Opposition parties are expected to begin procedures later today for a vote of no confidence in the government led by Prime Minister Elisabeth Borne.
The vote would likely take place early next week.
A barricade burns as protesters block traffic on the Paris ring road in the morning to distribute leaflets against the French government’s pension reform
A cyclist drives past full rubbish bins in Paris’ 2nd arrondissement as garbage collectors strike against pension reform, leaving many of the capital’s streets filled with stinky rubbish
People wave flags of the General Confederation of Trade Unions (CGT) as they block traffic on the Paris ring road
Macron on Thursday ordered Borne to exercise special constitutional power to push the wildly unpopular pensions bill without a vote in the National Assembly, the lower house of France’s parliament.
His calculated risk infuriated opposition lawmakers, many citizens and unions.
The French are deeply attached to maintaining the legal retirement age at 62, which is among the lowest in European countries.
More than eight in 10 people are unhappy with the government’s decision to skip a vote in parliament, and 65% want strikes and protests to continue, according to a Toluna Harris Interactive poll for RTL radio.
On Thursday, thousands of people gathered to protest Thursday at Place de la Concorde, which faces the National Assembly building.
At nightfall, the police charged the demonstrators in waves to clear the square.
Small groups then moved through nearby streets in the chic Champs-Élysées district, setting street fires.
Similar scenes were repeated in many other cities, from Rennes and Nantes in eastern France to Lyon and the southern port city of Marseille, where shop windows and bank facades were smashed, the authorities reported. local French media.
The Eiffel Tower is seen as protesters set fires as clashes take place with riot police during a demonstration against the French government’s plan to raise the legal retirement age
Protesters set fires as clashes take place with riot police during a demonstration against plans to raise the retirement age
The demonstration in Paris takes place at Place de la Concorde, following the use of Article 49.3 to validate the government’s pension reform
Protesters sing against the French government during demonstrations in Place de la Concorde
Clashes take place during a demonstration against the French government’s plan to raise the legal retirement age in Paris

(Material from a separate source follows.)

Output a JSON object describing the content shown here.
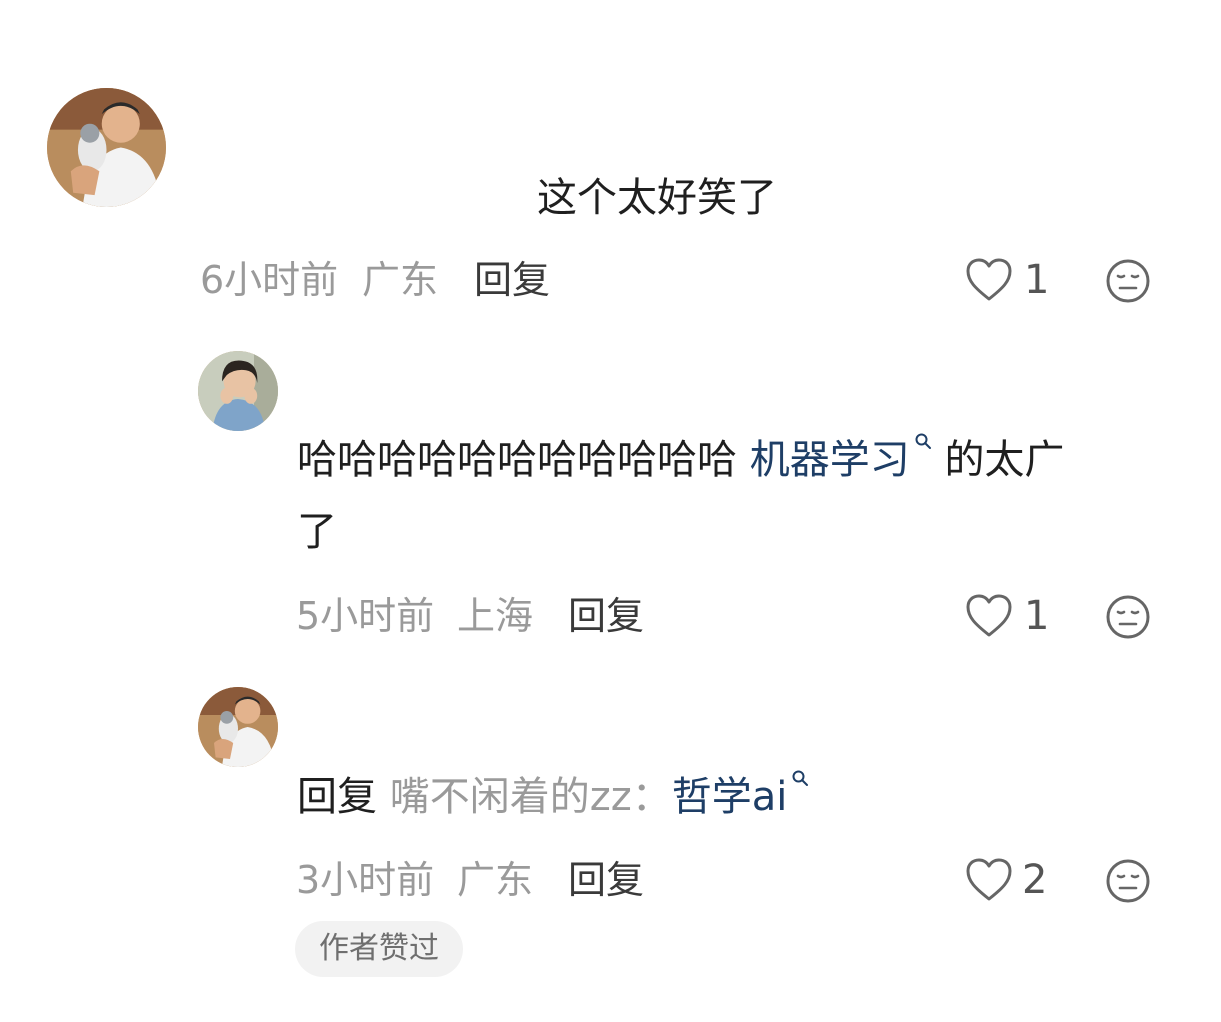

French Interior Minister Gérald Darmanin told RTL radio on Friday that 310 people had been arrested overnight. A total of 258 of the arrests took place in Paris, according to Darmanin.
Unions that had staged strikes and marches against an increase in the retirement age said more rallies and protest marches would take place in the coming days.
“This pension reform is brutal, unfair, unjustified for the working world,” they said.
Macron has made proposed changes to pensions the top priority of his second term, arguing that reform is needed to make the French economy more competitive and prevent the pension system from sliding into deficit. France, like many wealthy countries, faces lower birth rates and longer life expectancies.
Macron decided to invoke the special power during a Cabinet meeting minutes before a scheduled vote in the National Assembly, where the legislation had no guarantee of winning majority support. The Senate passed the bill earlier Thursday.
Demonstrators take part in a demonstration against the French government’s plan to raise the legal retirement age
Protesters set fires as clashes take place with riot police during a demonstration
Riot police advance as clashes take place at a protest in Paris last night
CGT trade unionists light flares on the ring road as they block traffic in protest
Opposition MPs called on the government to step down. If the expected motion of no confidence is adopted, which requires the approval of more than half of the Assembly, it would be a first since 1962 and would force the government to resign. It would also mean the end of Macron’s pension reform plan.
Macron could renew Borne if he wishes, and a new Cabinet would be appointed. If the motion is not accepted, the Pension Bill will be deemed passed.
Addressing the protests, hard left leader Jean-Luc Mélenchon said: “Something fundamental happened, and that is that, immediately, spontaneous mobilizations took place all over the country.”
“It goes without saying that I encourage them, I think that’s where it’s at.”